Originally Posted by Xmas
Warning!! Handling a Hasselblad can be harmful to your financial well being!
Nothing beats a great piece of glass!
I leave the digital work for the urologists and proctologists.
If you ignore everything else only the Mamiyas and Autocords (a few of the backs and old folders) have straight run film paths.
So a contorted path camera is ok in a warm studio where you are loading, shooting and reloading or you will have to dump the wrinkled frame.
More critical with lens wide open... than at Medium apertures.
I'm very much a one camera, one lens sort of guy. In fact, I only own two lenses... A 35mm lux and a 90mm el marit. The 35 is mounted 95% of the time... So maybe a TLR is something I should look at.
I assume the the folders from the 1950s are pretty far behind the standards of most?
I was actually very impressed with my Agfa Isolette. More impressed when you factor in what I paid-- $45.
Originally Posted by RyanC
Scale focusing is kind of a pain. The Super Isolette or Ansco Super Speededx have rangefinder focusing, and a slightly nicer lens. They go for a decent chunk of change more, though.
The Agfa Isolette was enough for me to realize I didn't want squares all the time, but gave me some awesome images in the meantime.
New-ish convert to film.
Pentax MX for 35mm
Bronica ETRS for 645
I'd agree with most of the advice given here. Hassys are great if your budget allows, the cost for additional lenses and accessories is high.
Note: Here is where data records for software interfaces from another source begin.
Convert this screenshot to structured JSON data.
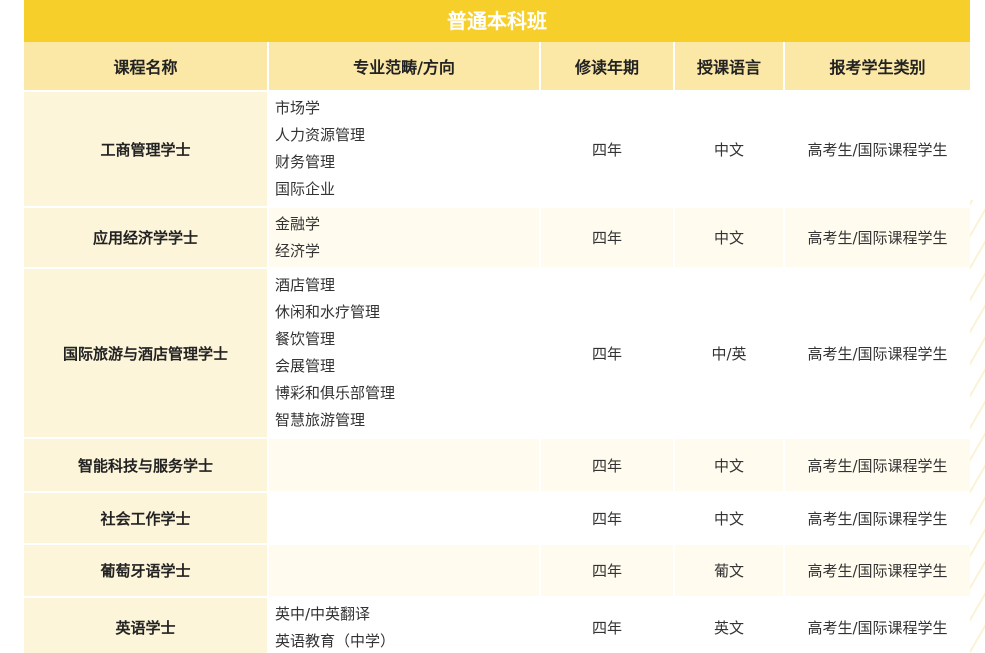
{
  "title": "普通本科班",
  "headers": [
    "课程名称",
    "专业范畴/方向",
    "修读年期",
    "授课语言",
    "报考学生类别"
  ],
  "rows": [
    {
      "name": "工商管理学士",
      "majors": [
        "市场学",
        "人力资源管理",
        "财务管理",
        "国际企业"
      ],
      "years": "四年",
      "language": "中文",
      "eligibility": "高考生/国际课程学生"
    },
    {
      "name": "应用经济学学士",
      "majors": [
        "金融学",
        "经济学"
      ],
      "years": "四年",
      "language": "中文",
      "eligibility": "高考生/国际课程学生"
    },
    {
      "name": "国际旅游与酒店管理学士",
      "majors": [
        "酒店管理",
        "休闲和水疗管理",
        "餐饮管理",
        "会展管理",
        "博彩和俱乐部管理",
        "智慧旅游管理"
      ],
      "years": "四年",
      "language": "中/英",
      "eligibility": "高考生/国际课程学生"
    },
    {
      "name": "智能科技与服务学士",
      "majors": [],
      "years": "四年",
      "language": "中文",
      "eligibility": "高考生/国际课程学生"
    },
    {
      "name": "社会工作学士",
      "majors": [],
      "years": "四年",
      "language": "中文",
      "eligibility": "高考生/国际课程学生"
    },
    {
      "name": "葡萄牙语学士",
      "majors": [],
      "years": "四年",
      "language": "葡文",
      "eligibility": "高考生/国际课程学生"
    },
    {
      "name": "英语学士",
      "majors": [
        "英中/中英翻译",
        "英语教育（中学）"
      ],
      "years": "四年",
      "language": "英文",
      "eligibility": "高考生/国际课程学生"
    }
  ]
}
Bronica SQ gives you 95% of what the Hassy does, much less expensive and very versatile. Not very light or small, considering you're only shooting 6x6, but great for portraits, landscapes, close-up, or if you like to use wide or long lenses. The first time you trip the shutter, the mirror slap is a bit of a shock, though. I've had an SQ-A for over 10 years and have had zero problems - the low prices have allowed me to amass a considerable amount of gear
Rolleis are great, and deserve their reputation. Surprisingly small and light and the lenses are excellent. Most folks don't seem to have a problem transitioning to waist-level viewing, and they are very quiet. I use mine for a lot of street photography. A Rolleicord or Rolleiflex Automat in excellent condition will easily come under your budget. I'm sure a clean Yashicamat or Minolta Autocord will also be good options. I had a Mamiya C33 and C220, but found them too heavy and bulky for my taste. Big benefit is interchangeable lenses and they are built like tanks.
Another type to consider is a rangefinder. A Zeiss Super Ikonta B or, other folder in good condition, is a great shooter and will fall within your budget. Check out Jurgen's site at http://www.certo6.com/ - he services and sells all types of folding cameras and recently did a total overhaul of my 1939 Super Ikonta B. Cosmetically it's almost mint, but had been sitting unused for several decades. Once it was serviced, it's now working like new. Try to look for a post-war model as the pre-war ones had uncoated lenses, so flare is more of a concern. Also the build quality is outstanding - easily the equal of any Leicas.
With any of the above, or almost any medium-format film camera, you'll be happy with the bigger negatives/transparencies. You may need to try several types of cameras before deciding what you're comfortable with and what suits your style.